That's interesting. In fact, that probably would give me pause to go back to my own references, which I'm afraid I don't have available, but perhaps I would defer your questions to the other members of the panel who have, perhaps, a bit more experience and may be able to reference their experience in other jurisdictions, as well.

10:20 a.m.

Liberal

Doug Eyolfson Liberal Charleswood—St. James—Assiniboia—Headingley, MB

Mr. Kleiman, working in the American system, what are the statistics that you're familiar with, particularly with Colorado and Washington?

10:20 a.m.

Professor of Public Policy, Marron Institute of Urban Management, New York University, As an Individual

Mark Kleiman

We need a number of clarifications here. I'm sorry. Both Colorado and Washington had wide open cannabis sales under the medical guise before they formally legalized for non-medical use. At the beginning of their legal full commercial availability, prices in the “recreational” stores were much higher than prices in the medical outlets. So the primary consumers in the early days of legalization, both in Washington and in Colorado, were out-of-staters and a few respectable people who didn't want to go to a physician and get a phony medical recommendation.
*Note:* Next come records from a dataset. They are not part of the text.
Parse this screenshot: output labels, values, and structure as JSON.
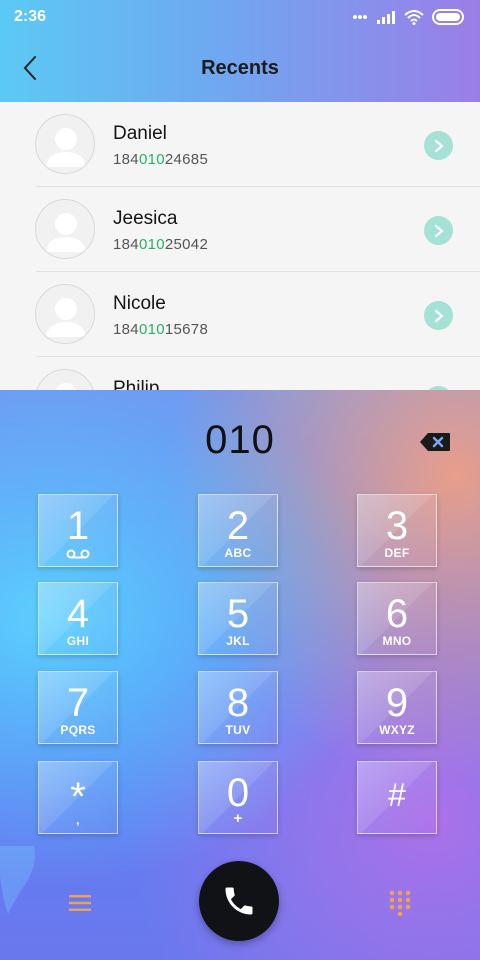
{
  "status_bar": {
    "time": "2:36"
  },
  "header": {
    "title": "Recents"
  },
  "recents": [
    {
      "name": "Daniel",
      "number_prefix": "184",
      "number_match": "010",
      "number_suffix": "24685"
    },
    {
      "name": "Jeesica",
      "number_prefix": "184",
      "number_match": "010",
      "number_suffix": "25042"
    },
    {
      "name": "Nicole",
      "number_prefix": "184",
      "number_match": "010",
      "number_suffix": "15678"
    },
    {
      "name": "Philip",
      "number_prefix": "",
      "number_match": "",
      "number_suffix": ""
    }
  ],
  "dialer": {
    "number": "010"
  },
  "keypad": [
    {
      "digit": "1",
      "letters": "",
      "sub_icon": "voicemail-icon"
    },
    {
      "digit": "2",
      "letters": "ABC"
    },
    {
      "digit": "3",
      "letters": "DEF"
    },
    {
      "digit": "4",
      "letters": "GHI"
    },
    {
      "digit": "5",
      "letters": "JKL"
    },
    {
      "digit": "6",
      "letters": "MNO"
    },
    {
      "digit": "7",
      "letters": "PQRS"
    },
    {
      "digit": "8",
      "letters": "TUV"
    },
    {
      "digit": "9",
      "letters": "WXYZ"
    },
    {
      "digit": "*",
      "letters": ","
    },
    {
      "digit": "0",
      "letters": "+"
    },
    {
      "digit": "#",
      "letters": ""
    }
  ],
  "colors": {
    "accent_green": "#2ab06a",
    "detail_button": "#a5e1d4",
    "call_button": "#111216",
    "bottom_icons": "#f0a050"
  }
}
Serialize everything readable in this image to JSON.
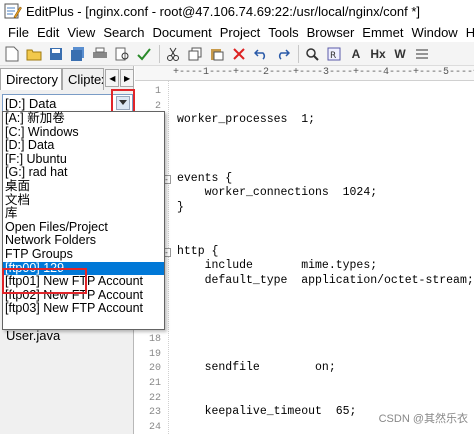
{
  "window": {
    "title": "EditPlus - [nginx.conf - root@47.106.74.69:22:/usr/local/nginx/conf *]"
  },
  "menu": [
    "File",
    "Edit",
    "View",
    "Search",
    "Document",
    "Project",
    "Tools",
    "Browser",
    "Emmet",
    "Window",
    "Help"
  ],
  "toolbar": {
    "text_buttons": {
      "h": "Hx",
      "w": "W",
      "a": "A"
    },
    "icons": [
      "new-icon",
      "open-icon",
      "save-icon",
      "save-all-icon",
      "print-icon",
      "print-preview-icon",
      "spell-check-icon",
      "cut-icon",
      "copy-icon",
      "paste-icon",
      "delete-icon",
      "undo-icon",
      "redo-icon",
      "find-icon",
      "replace-icon",
      "font-size-icon",
      "word-wrap-icon",
      "list-icon",
      "ruler-icon"
    ]
  },
  "left_panel": {
    "tabs": [
      "Directory",
      "Cliptex"
    ],
    "drive_select": {
      "value": "[D:] Data"
    },
    "drive_options": [
      "[A:] 新加卷",
      "[C:] Windows",
      "[D:] Data",
      "[F:] Ubuntu",
      "[G:] rad hat",
      "桌面",
      "文档",
      "库",
      "Open Files/Project",
      "Network Folders",
      "FTP Groups",
      "[ftp00] 129",
      "[ftp01] New FTP Account",
      "[ftp02] New FTP Account",
      "[ftp03] New FTP Account"
    ],
    "selected_option_index": 11,
    "partial_file": "User.java"
  },
  "editor": {
    "ruler": "+----1----+----2----+----3----+----4----+----5----+",
    "line_numbers": [
      "1",
      "2",
      "3",
      "4",
      "5",
      "6",
      "7",
      "8",
      "9",
      "10",
      "11",
      "12",
      "13",
      "14",
      "15",
      "16",
      "17",
      "18",
      "19",
      "20",
      "21",
      "22",
      "23",
      "24"
    ],
    "lines": [
      {
        "n": 3,
        "text": "worker_processes  1;"
      },
      {
        "n": 7,
        "text": "events {",
        "fold": true
      },
      {
        "n": 8,
        "text": "    worker_connections  1024;"
      },
      {
        "n": 9,
        "text": "}"
      },
      {
        "n": 12,
        "text": "http {",
        "fold": true
      },
      {
        "n": 13,
        "text": "    include       mime.types;"
      },
      {
        "n": 14,
        "text": "    default_type  application/octet-stream;"
      },
      {
        "n": 20,
        "text": "    sendfile        on;"
      },
      {
        "n": 23,
        "text": "    keepalive_timeout  65;"
      }
    ]
  },
  "watermark": "CSDN @其然乐衣"
}
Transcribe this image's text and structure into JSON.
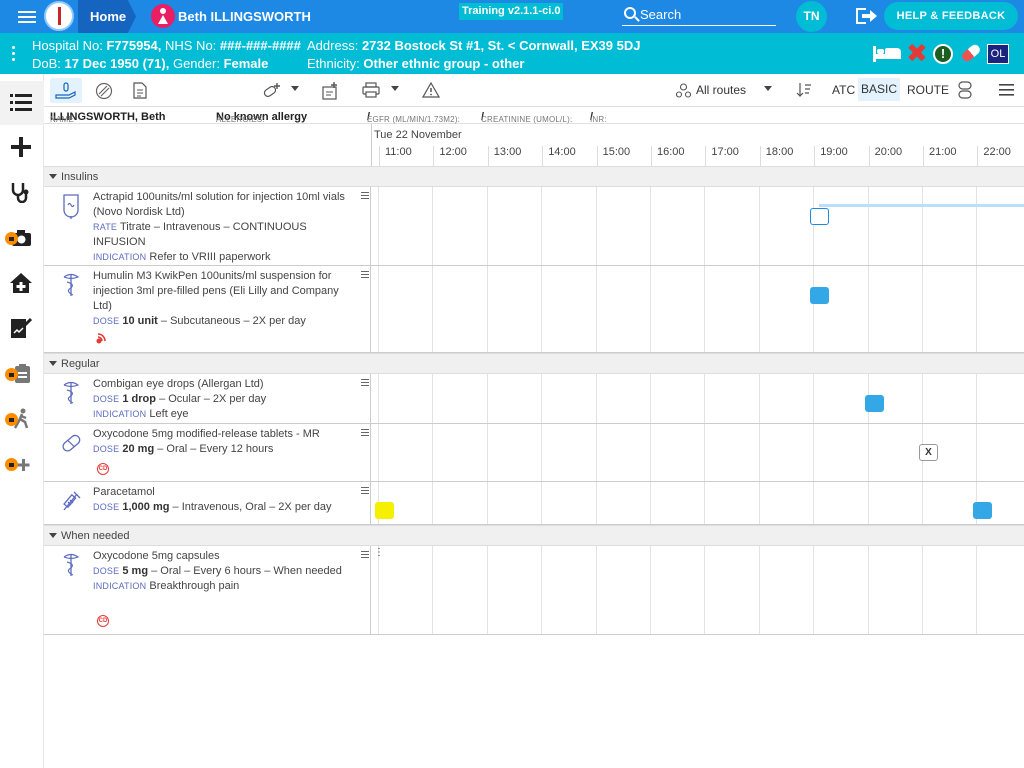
{
  "topbar": {
    "home_label": "Home",
    "patient_name": "Beth ILLINGSWORTH",
    "training_badge": "Training v2.1.1-ci.0",
    "search_placeholder": "Search",
    "user_initials": "TN",
    "help_label": "HELP & FEEDBACK",
    "brand_color": "#1e88e5"
  },
  "banner": {
    "hospital_no_label": "Hospital No:",
    "hospital_no": "F775954,",
    "nhs_no_label": "NHS No:",
    "nhs_no": "###-###-####",
    "address_label": "Address:",
    "address": "2732 Bostock St #1, St. < Cornwall, EX39 5DJ",
    "dob_label": "DoB:",
    "dob": "17 Dec 1950 (71),",
    "gender_label": "Gender:",
    "gender": "Female",
    "ethnicity_label": "Ethnicity:",
    "ethnicity": "Other ethnic group - other",
    "ol_badge": "OL",
    "alert_glyph": "!",
    "color": "#00bcd4"
  },
  "toolbar": {
    "routes_label": "All routes",
    "atc_label": "ATC",
    "basic_label": "BASIC",
    "route_label": "ROUTE"
  },
  "info_strip": {
    "name_label": "NAME",
    "name": "ILLINGSWORTH, Beth",
    "allergies_label": "ALLERGIES:",
    "allergies": "No known allergy",
    "egfr_label": "EGFR (ML/MIN/1.73M2):",
    "egfr": "/",
    "creatinine_label": "CREATININE (UMOL/L):",
    "creatinine": "/",
    "inr_label": "INR:",
    "inr": "/"
  },
  "timeline": {
    "date": "Tue 22 November",
    "hours": [
      "11:00",
      "12:00",
      "13:00",
      "14:00",
      "15:00",
      "16:00",
      "17:00",
      "18:00",
      "19:00",
      "20:00",
      "21:00",
      "22:00"
    ]
  },
  "sections": [
    {
      "title": "Insulins",
      "meds": [
        {
          "name": "Actrapid 100units/ml solution for injection 10ml vials (Novo Nordisk Ltd)",
          "line1_label": "RATE",
          "line1_bold": "",
          "line1": "Titrate – Intravenous – CONTINUOUS INFUSION",
          "line2_label": "INDICATION",
          "line2": "Refer to VRIII paperwork"
        },
        {
          "name": "Humulin M3 KwikPen 100units/ml suspension for injection 3ml pre-filled pens (Eli Lilly and Company Ltd)",
          "line1_label": "DOSE",
          "line1_bold": "10 unit",
          "line1": "– Subcutaneous – 2X per day"
        }
      ]
    },
    {
      "title": "Regular",
      "meds": [
        {
          "name": "Combigan eye drops (Allergan Ltd)",
          "line1_label": "DOSE",
          "line1_bold": "1 drop",
          "line1": "– Ocular – 2X per day",
          "line2_label": "INDICATION",
          "line2": "Left eye"
        },
        {
          "name": "Oxycodone 5mg modified-release tablets - MR",
          "line1_label": "DOSE",
          "line1_bold": "20 mg",
          "line1": "– Oral – Every 12 hours",
          "cd": "CD",
          "missed_mark": "X"
        },
        {
          "name": "Paracetamol",
          "line1_label": "DOSE",
          "line1_bold": "1,000 mg",
          "line1": "– Intravenous, Oral – 2X per day"
        }
      ]
    },
    {
      "title": "When needed",
      "meds": [
        {
          "name": "Oxycodone 5mg capsules",
          "line1_label": "DOSE",
          "line1_bold": "5 mg",
          "line1": "– Oral – Every 6 hours – When needed",
          "line2_label": "INDICATION",
          "line2": "Breakthrough pain",
          "cd": "CD"
        }
      ]
    }
  ],
  "colors": {
    "dose_planned": "#29a3e6",
    "dose_due": "#f4f000",
    "controlled_drug": "#e53935"
  }
}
The price decrease that we've now seen is not reflected in the data that's being quoted. On a national basis in the U.S., adult use, heavy use of cannabis has soared over the last two decades so that we've now gone from about a million people who are heavy daily users to nearly eight million people who are heavy daily users, but all of that increase has been among adults. The adolescent numbers have been absolutely flat. What explains that stability in adolescent use is an interesting question. One hypothesis is that the decrease in tobacco use among adolescents, which is correlated with cannabis use, is pulling cannabis use down with it.
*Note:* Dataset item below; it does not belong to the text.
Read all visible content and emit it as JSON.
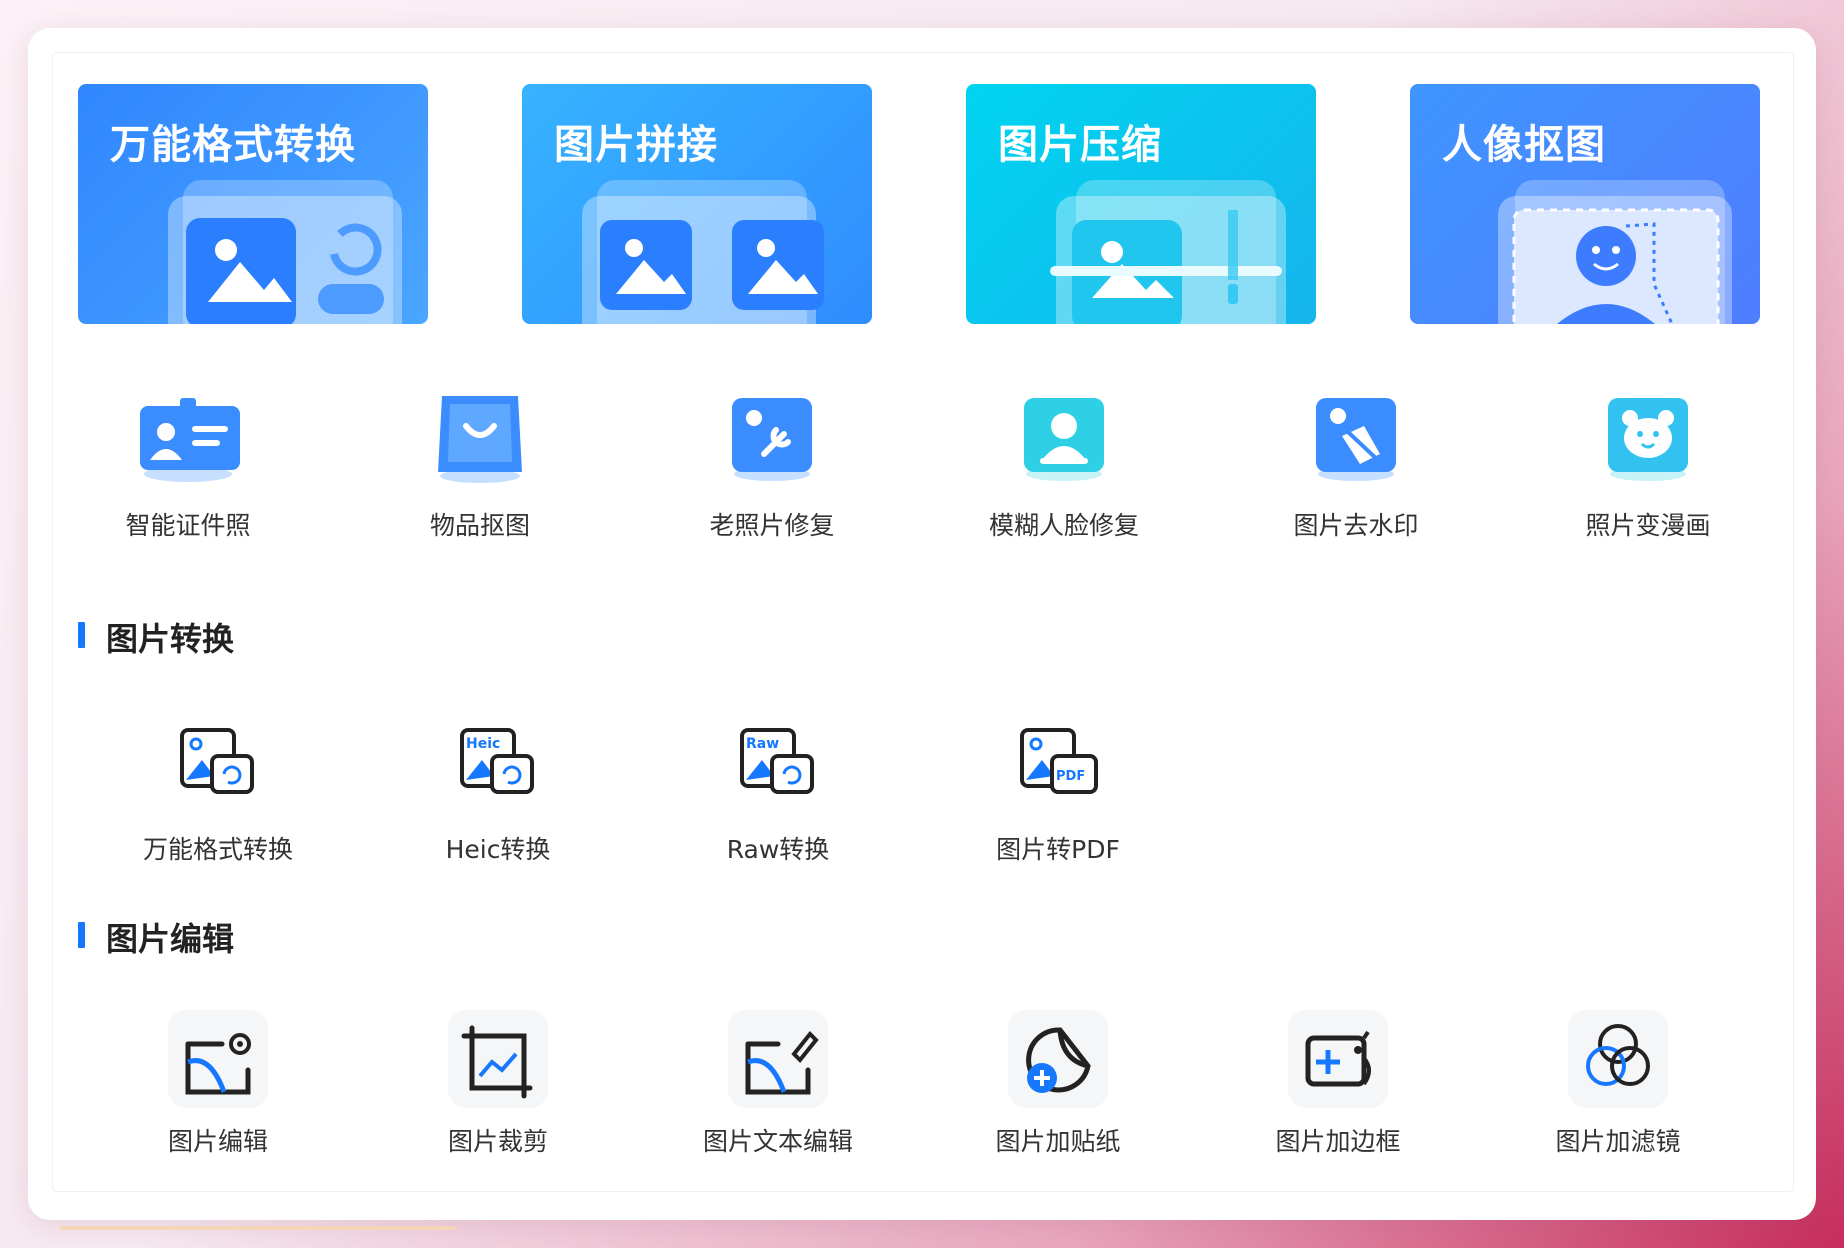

I think the answer, both in Washington and Colorado, is if you're looking for the impacts of legalization, it's way too soon to tell.

10:20 a.m.

Liberal

Doug Eyolfson Liberal Charleswood—St. James—Assiniboia—Headingley, MB

Thank you.

Mr. Kleiman, you were concerned about the falling legal prices. You suggested that we have a high tax and increase the price of legal cannabis to discourage its use. Did I misunderstand you, or was that what you said?

10:20 a.m.

Professor of Public Policy, Marron Institute of Urban Management, New York University, As an Individual

Mark Kleiman

That's correct; a high tax to the equivalent in state monopoly retail. An alternative, as has been suggested by others, would be getting commercialization out entirely and allowing co-ops to do it, and then you could regulate those prices.

10:20 a.m.

Liberal

Doug Eyolfson Liberal Charleswood—St. James—Assiniboia—Headingley, MB

Yes.

Just yesterday one of our witnesses from Colorado and a witness from Washington agreed that their price has actually fallen well below that of the black market. In fact, what is happening is that the share of the legal market versus the black market is decreasing steadily. The latest data they have, which is a little bit old, shows that in Colorado the legal market is 70% of the market. They're crunching some numbers now, but our witness yesterday suggested that it's likely that close to 90% of the market in Colorado is now legal.

10:20 a.m.

Professor of Public Policy, Marron Institute of Urban Management, New York University, As an Individual

Mark Kleiman

Yes, if you're thinking of the in-state market. I don't know the numbers from Colorado.

We estimated about two-thirds was legal in Washington state, a growing share for the legal market, which you would expect. As legal prices fall, the illicit market is going to disappear. It's simply not possible to produce illicitly at competitive prices with commercial licit production.

10:20 a.m.

Liberal

Doug Eyolfson Liberal Charleswood—St. James—Assiniboia—Headingley, MB

Do you still think it is a better thing to tax it and keep the price high? Would we not be better at driving out the illegal market by keeping the price low?